03/23/2009 05:12 am ET | Updated May 25, 2011

Scritti Politti: February 20, 2009

If you've spent any time in the Federal bureaucracy - or just a half-hour in the basement of the General Services Administration building - you know: it's not always the most soul nurturing place! Like it or not, there's something about our government's intra-agency Byzantium that tends to beat all of the personality out of its denizens. It's just tough to be a free spirit. That's why I love this set of instructions, that comes via email to anyone who wishes to use the Federal Register listserv, that Ana Marie Cox posted today. It's withering, it's metaphoric...it just has a real live pulse of humanity.

An excerpt:

To send a message to all the people currently subscribed to the list, just send mail to FEDREGTOC-L@LISTSERV.ACCESS.GPO.GOV. This is called "sending mail to the list," because you send mail to a single address and LISTSERV makes copies for all the people who have subscribed. This address (FEDREGTOC-L@LISTSERV.ACCESS.GPO.GOV) is also called the "list address." You must never try to send any command to that address, as it would be distributed to all the people who have subscribed....It is very important to understand the difference between the two, but fortunately it is not complicated.

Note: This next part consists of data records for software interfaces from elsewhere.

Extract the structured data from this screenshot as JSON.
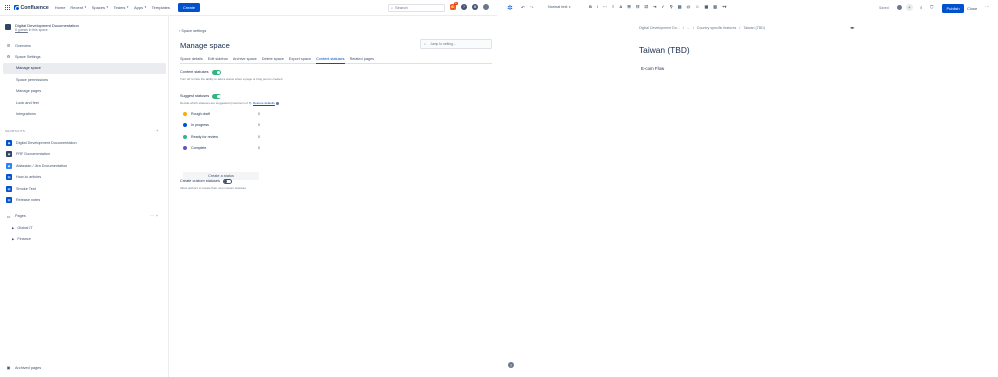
{
  "topnav": {
    "brand": "Confluence",
    "items": [
      {
        "label": "Home",
        "caret": false
      },
      {
        "label": "Recent",
        "caret": true
      },
      {
        "label": "Spaces",
        "caret": true
      },
      {
        "label": "Teams",
        "caret": true
      },
      {
        "label": "Apps",
        "caret": true
      },
      {
        "label": "Templates",
        "caret": false
      }
    ],
    "create_label": "Create",
    "search_placeholder": "Search",
    "notification_count": "9+"
  },
  "sidebar": {
    "space_title": "Digital Development Documentation",
    "space_sub_link": "8 guests",
    "space_sub_rest": " in this space",
    "overview": "Overview",
    "space_settings": "Space Settings",
    "settings_items": [
      "Manage space",
      "Space permissions",
      "Manage pages",
      "Look and feel",
      "Integrations"
    ],
    "shortcuts_label": "SHORTCUTS",
    "shortcuts": [
      "Digital Development Documentation",
      "FRF Documentation",
      "Atlassian / Jira Documentation",
      "How-to articles",
      "Smoke Test",
      "Release notes"
    ],
    "pages_label": "Pages",
    "page_tree": [
      "Global IT",
      "Finance"
    ],
    "archived": "Archived pages"
  },
  "settings": {
    "back": "Space settings",
    "title": "Manage space",
    "jump_placeholder": "Jump to setting...",
    "tabs": [
      "Space details",
      "Edit sidebar",
      "Archive space",
      "Delete space",
      "Export space",
      "Content statuses",
      "Related pages"
    ],
    "active_tab": "Content statuses",
    "content_statuses": {
      "title": "Content statuses",
      "enabled": true,
      "desc": "Turn off to hide the ability to add a status when a page or blog post is created"
    },
    "suggest_statuses": {
      "title": "Suggest statuses",
      "enabled": true,
      "desc_prefix": "Decide which statuses are suggested (maximum of 5). ",
      "desc_link": "Restore defaults"
    },
    "statuses": [
      {
        "name": "Rough draft",
        "count": "0",
        "color": "#ffab00"
      },
      {
        "name": "In progress",
        "count": "0",
        "color": "#0052cc"
      },
      {
        "name": "Ready for review",
        "count": "0",
        "color": "#36b37e"
      },
      {
        "name": "Complete",
        "count": "0",
        "color": "#6554c0"
      }
    ],
    "create_status": "Create a status",
    "custom_statuses": {
      "title": "Create custom statuses",
      "enabled": false,
      "desc": "Allow authors to create their own custom statuses"
    }
  },
  "editor": {
    "text_style": "Normal text",
    "saved": "Saved",
    "publish": "Publish",
    "close": "Close",
    "breadcrumbs": [
      "Digital Development Do...",
      "/",
      "...",
      "/",
      "Country specific features",
      "/",
      "Taiwan (TBD)"
    ],
    "page_title": "Taiwan (TBD)",
    "body": "E-com Flow"
  },
  "colors": {
    "brand": "#0052cc",
    "toggle_on": "#36b37e"
  }
}
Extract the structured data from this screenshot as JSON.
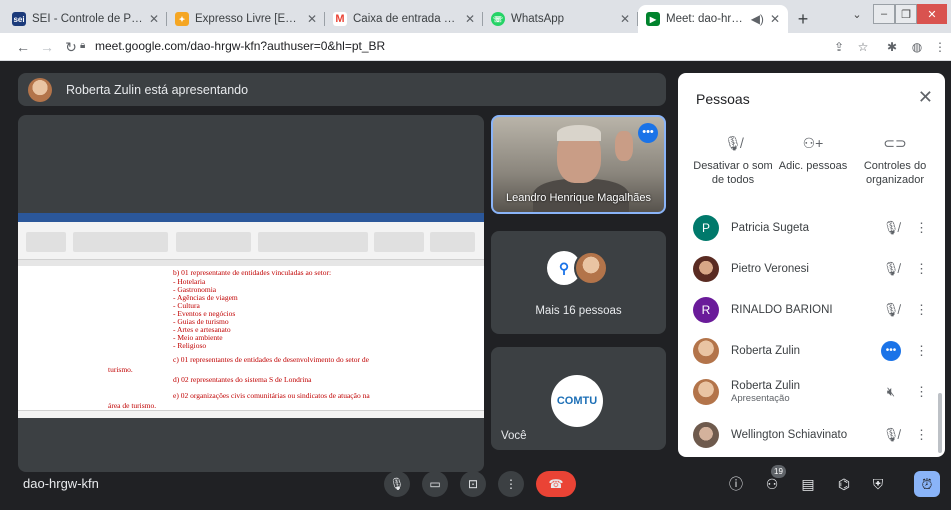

The LISTSERV address is like a FAX number that connects you to a machine, whereas the list address is like a normal voice line connecting you to a person. If you make a mistake and dial the FAX number when you wanted to talk to someone on the phone, you will quickly realize that you used the wrong number and call again. No harm will have been done. If on the other hand you accidentally make your FAX call someone's voice line, the person receiving the call will be inconvenienced, especially if your FAX then re-dials every 5 minutes. The fact that most people will eventually connect the FAX machine to the voice line to allow the FAX to go through and make the calls stop does not mean that you should continue to send FAXes to the voice number. People would just get mad at you.

Whoever wrote this, YOU ARE A NATIONAL TREASURE. Please, do not change.

Remember To Define Your Terms: A Talking Points Memo reader offers an important reminder: "Please stop using the highly inaccurate term "nationalization" which connotes permanent government takeover of the banks. The correct term is receivership, which is by definition temporary and a routine staple of our capitalist economy and banking regulatory system."

No Chutes For You: Governors Perry, Barbour, Jindal, Sanford, Palin, and Otter may turn down bailout money for their states. Are they idiots? Or heroes? Ryan Avent suggests that they're finally refusing the teat on which their states have long suckled:

A look at net federal tax burdens by state reveals that with the exception of Texas (which more or less gets a dollar back for each one it sends to Washington), these states typically have no problem accepting government largesse. Idaho gets $1.19 back for each one it pays out. South Carolina receives $1.35. Alaska gets $1.83. Lousiana receives $1.85. And Mississippi doubles its money, receiving $2.02 from the federal government for each dollar in federal taxes it pays out.

So perhaps we should thank these governors. They're doing their part to help spread the wealth around, so to speak.

Let's Face It: You know, in their defense, that Worcester's buttonquail sure looks delicious.

Humor, By Degrees Of Separation: So, it would appear that Oscar ceremony host Hugh Jackman has been "brainstorming" jokes with Ricky Gervais. That's good news, I suppose. But maybe next year, we can, say, cut out the middleman?

Wag Of The Finger!: I've been known to speculate that politicians get up to their worst behavior when they know The Daily Show and The Colbert Report are in reruns, so that they are spared the mockery. Obviously, it's not something I can back up, it's just fun to speculate. Nevertheless, it is quite clear that all of this week's monkey misbehavior was timed to coincide with Colbert's absence, because otherwise, this would have been the best "Monkey On The Lam" week ever. How can Colbert ever go on vacation in good conscience again, knowing that the simian takeover could come at any time?